+++ The data +++

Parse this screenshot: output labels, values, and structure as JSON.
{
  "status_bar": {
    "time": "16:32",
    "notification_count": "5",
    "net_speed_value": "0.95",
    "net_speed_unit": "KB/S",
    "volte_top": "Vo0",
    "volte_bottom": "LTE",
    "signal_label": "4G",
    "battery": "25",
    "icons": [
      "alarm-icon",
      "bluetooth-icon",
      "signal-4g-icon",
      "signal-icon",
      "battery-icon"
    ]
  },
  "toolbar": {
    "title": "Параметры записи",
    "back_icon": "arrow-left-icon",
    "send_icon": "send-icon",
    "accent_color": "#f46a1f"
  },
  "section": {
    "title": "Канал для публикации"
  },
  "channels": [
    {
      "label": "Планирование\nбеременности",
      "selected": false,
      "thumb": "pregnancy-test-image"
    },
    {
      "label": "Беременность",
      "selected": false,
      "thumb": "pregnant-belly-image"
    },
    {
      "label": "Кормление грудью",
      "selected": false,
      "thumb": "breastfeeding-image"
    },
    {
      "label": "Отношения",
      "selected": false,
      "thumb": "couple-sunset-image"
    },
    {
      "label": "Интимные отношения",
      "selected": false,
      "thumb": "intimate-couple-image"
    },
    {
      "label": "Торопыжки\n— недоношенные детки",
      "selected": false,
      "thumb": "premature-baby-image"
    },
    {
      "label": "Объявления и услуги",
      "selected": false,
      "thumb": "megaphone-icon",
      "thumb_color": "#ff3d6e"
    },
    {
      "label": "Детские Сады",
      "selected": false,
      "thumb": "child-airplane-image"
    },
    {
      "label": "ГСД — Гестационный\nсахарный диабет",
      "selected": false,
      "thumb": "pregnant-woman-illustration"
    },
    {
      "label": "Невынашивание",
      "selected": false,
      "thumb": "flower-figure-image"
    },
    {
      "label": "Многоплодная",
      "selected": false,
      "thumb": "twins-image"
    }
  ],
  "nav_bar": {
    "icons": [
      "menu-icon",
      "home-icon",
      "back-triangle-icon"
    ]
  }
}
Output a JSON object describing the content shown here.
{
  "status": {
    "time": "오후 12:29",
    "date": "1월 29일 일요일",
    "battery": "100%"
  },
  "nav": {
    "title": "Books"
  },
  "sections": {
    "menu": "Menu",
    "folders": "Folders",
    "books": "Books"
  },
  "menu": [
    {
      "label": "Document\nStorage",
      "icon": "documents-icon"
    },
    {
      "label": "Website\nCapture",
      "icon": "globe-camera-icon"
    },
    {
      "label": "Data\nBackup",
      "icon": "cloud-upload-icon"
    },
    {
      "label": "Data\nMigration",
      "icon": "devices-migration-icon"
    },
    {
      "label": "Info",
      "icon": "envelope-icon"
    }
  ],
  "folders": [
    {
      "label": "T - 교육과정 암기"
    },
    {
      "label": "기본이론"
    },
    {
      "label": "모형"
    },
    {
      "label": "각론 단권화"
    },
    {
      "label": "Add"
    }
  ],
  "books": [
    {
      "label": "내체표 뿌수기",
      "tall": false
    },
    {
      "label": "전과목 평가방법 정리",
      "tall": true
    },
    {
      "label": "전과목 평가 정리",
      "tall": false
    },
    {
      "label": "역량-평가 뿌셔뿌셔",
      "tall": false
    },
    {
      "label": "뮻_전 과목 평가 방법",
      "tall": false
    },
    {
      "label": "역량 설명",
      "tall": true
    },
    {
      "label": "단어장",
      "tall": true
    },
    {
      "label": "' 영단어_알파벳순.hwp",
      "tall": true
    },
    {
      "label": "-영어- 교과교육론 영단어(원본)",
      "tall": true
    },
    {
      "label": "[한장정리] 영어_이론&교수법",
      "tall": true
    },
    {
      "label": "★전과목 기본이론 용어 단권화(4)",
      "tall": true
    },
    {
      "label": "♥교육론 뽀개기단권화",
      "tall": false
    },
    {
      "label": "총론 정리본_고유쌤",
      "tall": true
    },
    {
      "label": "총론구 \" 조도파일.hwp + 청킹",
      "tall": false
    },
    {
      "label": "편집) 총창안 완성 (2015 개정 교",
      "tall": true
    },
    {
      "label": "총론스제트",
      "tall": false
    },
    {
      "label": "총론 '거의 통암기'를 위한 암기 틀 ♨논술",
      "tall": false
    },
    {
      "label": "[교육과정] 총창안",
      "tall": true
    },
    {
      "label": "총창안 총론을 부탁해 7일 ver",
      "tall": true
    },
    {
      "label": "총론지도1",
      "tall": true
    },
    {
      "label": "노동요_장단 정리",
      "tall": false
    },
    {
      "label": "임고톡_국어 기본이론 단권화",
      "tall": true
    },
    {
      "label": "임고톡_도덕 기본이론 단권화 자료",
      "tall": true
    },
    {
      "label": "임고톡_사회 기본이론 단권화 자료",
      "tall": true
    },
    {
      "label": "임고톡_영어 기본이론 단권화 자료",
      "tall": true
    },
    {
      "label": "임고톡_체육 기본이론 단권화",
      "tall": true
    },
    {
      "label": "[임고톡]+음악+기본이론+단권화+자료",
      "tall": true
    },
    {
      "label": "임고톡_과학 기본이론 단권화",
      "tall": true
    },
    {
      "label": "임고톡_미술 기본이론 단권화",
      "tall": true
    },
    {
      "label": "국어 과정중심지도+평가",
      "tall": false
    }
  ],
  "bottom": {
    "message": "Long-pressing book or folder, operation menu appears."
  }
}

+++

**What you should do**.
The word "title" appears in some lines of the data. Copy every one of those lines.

**Answer to this exercise**.
    "title": "Параметры записи",
    "title": "Канал для публикации"
    "title": "Books"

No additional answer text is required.